I start people by having them do some TI focused warmup swimming, trying to streamline & lengthen their stroke. Then we do a stroke count and swim a few 25s while slowing down the recovery arm so taht there is more and more glide in each stroke. Soon they will reach a point where there is so much glide they are drilling and not swimming. At this point, gradually increase the rate of teh recovery arm while keeping the stroking arm essentially the same.
With practice, you can add exactly one stroke with each 25 repetition. Gradually increase the rate of stroke recovery and watch stroke count gradually climb. YOu should be able to hit a target number of strokes while maintaining good form by adjusting the rate of recovery and possibly the timing of your arms...(ie when does the stroking arm/body rotation start as compared to the location of the recovering arm?)

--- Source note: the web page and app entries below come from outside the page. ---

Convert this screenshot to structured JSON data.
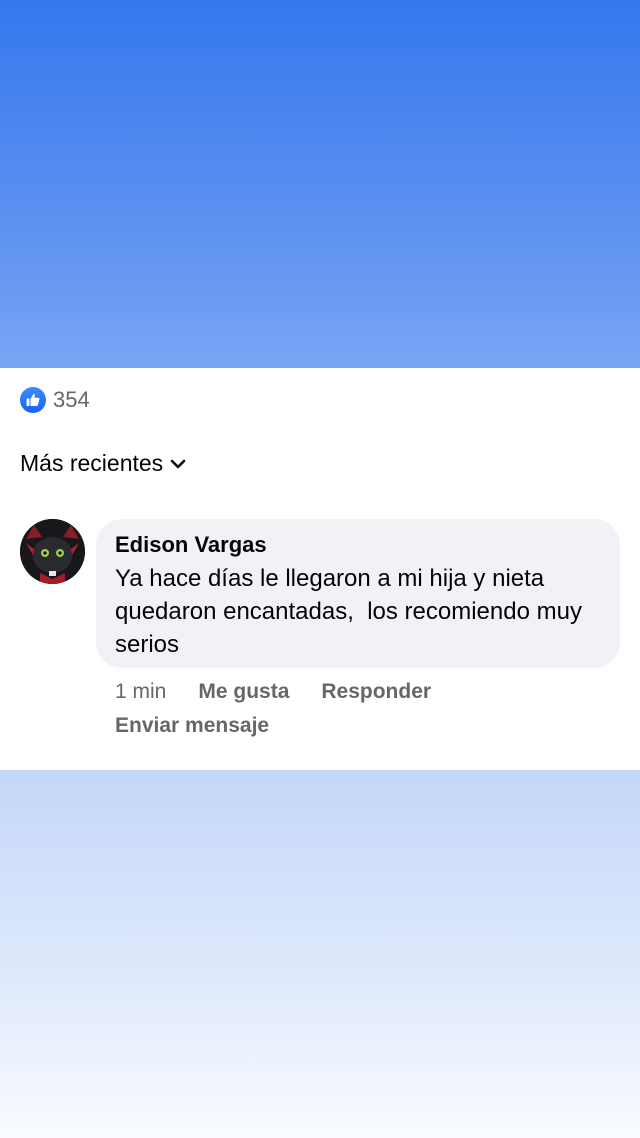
{
  "reactions": {
    "icon": "thumbs-up-icon",
    "count": "354",
    "color": "#1877f2"
  },
  "sort": {
    "label": "Más recientes",
    "icon": "chevron-down-icon"
  },
  "comment": {
    "author": "Edison Vargas",
    "text": "Ya hace días le llegaron a mi hija y nieta quedaron encantadas,  los recomiendo muy serios",
    "time": "1 min",
    "like_label": "Me gusta",
    "reply_label": "Responder",
    "message_label": "Enviar mensaje"
  }
}
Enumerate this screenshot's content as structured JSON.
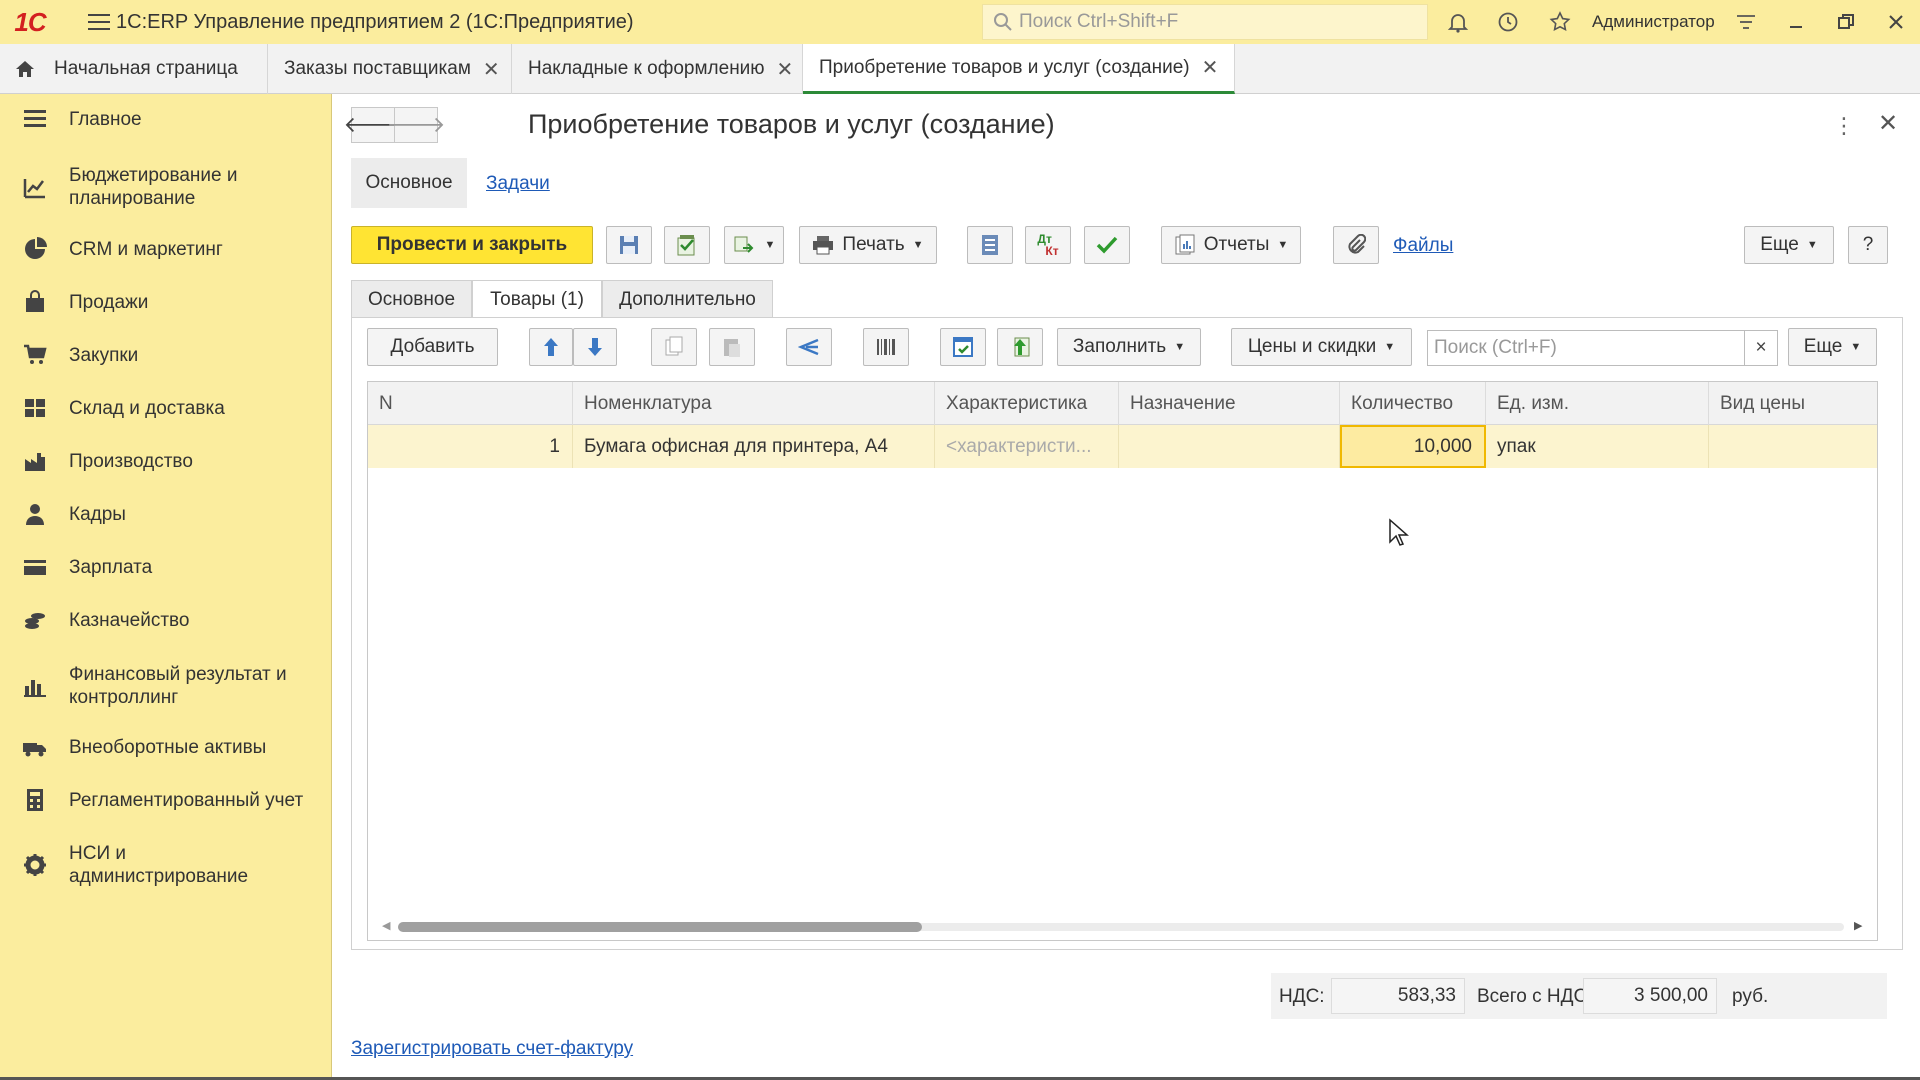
{
  "app": {
    "logo": "1С",
    "title": "1С:ERP Управление предприятием 2  (1С:Предприятие)",
    "search_placeholder": "Поиск Ctrl+Shift+F",
    "user": "Администратор"
  },
  "tabs": [
    {
      "label": "Начальная страница"
    },
    {
      "label": "Заказы поставщикам"
    },
    {
      "label": "Накладные к оформлению"
    },
    {
      "label": "Приобретение товаров и услуг (создание)"
    }
  ],
  "sidebar": {
    "items": [
      {
        "label": "Главное",
        "icon": "menu-icon"
      },
      {
        "label": "Бюджетирование и планирование",
        "icon": "budget-icon"
      },
      {
        "label": "CRM и маркетинг",
        "icon": "pie-icon"
      },
      {
        "label": "Продажи",
        "icon": "bag-icon"
      },
      {
        "label": "Закупки",
        "icon": "cart-icon"
      },
      {
        "label": "Склад и доставка",
        "icon": "warehouse-icon"
      },
      {
        "label": "Производство",
        "icon": "factory-icon"
      },
      {
        "label": "Кадры",
        "icon": "person-icon"
      },
      {
        "label": "Зарплата",
        "icon": "card-icon"
      },
      {
        "label": "Казначейство",
        "icon": "coins-icon"
      },
      {
        "label": "Финансовый результат и контроллинг",
        "icon": "chart-icon"
      },
      {
        "label": "Внеоборотные активы",
        "icon": "truck-icon"
      },
      {
        "label": "Регламентированный учет",
        "icon": "calculator-icon"
      },
      {
        "label": "НСИ и администрирование",
        "icon": "gear-icon"
      }
    ]
  },
  "document": {
    "title": "Приобретение товаров и услуг (создание)",
    "subtabs": {
      "main": "Основное",
      "tasks": "Задачи"
    },
    "toolbar": {
      "post_close": "Провести и закрыть",
      "print": "Печать",
      "reports": "Отчеты",
      "files": "Файлы",
      "more": "Еще",
      "help": "?"
    },
    "form_tabs": [
      "Основное",
      "Товары (1)",
      "Дополнительно"
    ],
    "table_toolbar": {
      "add": "Добавить",
      "fill": "Заполнить",
      "prices": "Цены и скидки",
      "search_placeholder": "Поиск (Ctrl+F)",
      "clear": "×",
      "more": "Еще"
    },
    "table": {
      "columns": [
        "N",
        "Номенклатура",
        "Характеристика",
        "Назначение",
        "Количество",
        "Ед. изм.",
        "Вид цены"
      ],
      "rows": [
        {
          "n": "1",
          "item": "Бумага офисная для принтера, А4",
          "characteristic": "<характеристи...",
          "purpose": "",
          "qty": "10,000",
          "unit": "упак",
          "price_type": ""
        }
      ]
    },
    "totals": {
      "vat_label": "НДС:",
      "vat_value": "583,33",
      "total_label": "Всего с НДС:",
      "total_value": "3 500,00",
      "currency": "руб."
    },
    "invoice_link": "Зарегистрировать счет-фактуру"
  }
}
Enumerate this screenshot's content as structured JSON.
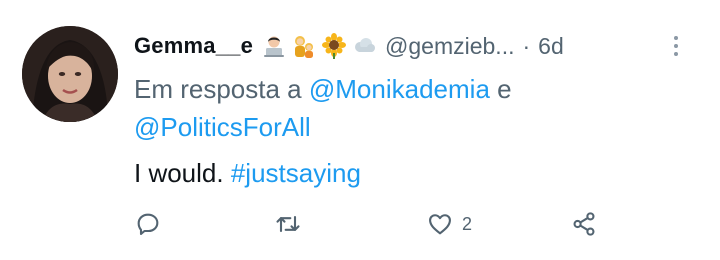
{
  "tweet": {
    "display_name": "Gemma__e",
    "handle": "@gemzieb...",
    "separator": "·",
    "time": "6d",
    "emojis": [
      "woman-technologist-icon",
      "family-icon",
      "sunflower-icon",
      "cloud-icon"
    ],
    "reply_prefix": "Em resposta a",
    "reply_mention_1": "@Monikademia",
    "reply_joiner": "e",
    "reply_mention_2": "@PoliticsForAll",
    "body_text": "I would.",
    "hashtag": "#justsaying"
  },
  "actions": {
    "reply_count": "",
    "retweet_count": "",
    "like_count": "2"
  },
  "colors": {
    "link": "#1d9bf0",
    "muted": "#536471",
    "text": "#0f1419"
  }
}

That's interesting. You mean you control the stroke rate and the SPL by the speed of the recovery? And keep the speed of the stroking arm the same? Don't you have to speed that arm up when the rate gets faster??
And you change the timing of the arms - boy, that is upperclass TI,... I am impressed.
When my rate gets faster the whole movement circle gets faster - I think at least. I am glad I can manage that.
Originally Posted by AWP
It's quite encouraging when not only do you hit a consistent # of strokes per length but you do it because you planned to. Then changing the # per length at will is another level indeed. ...
Yes, sound very exciting, thanks again!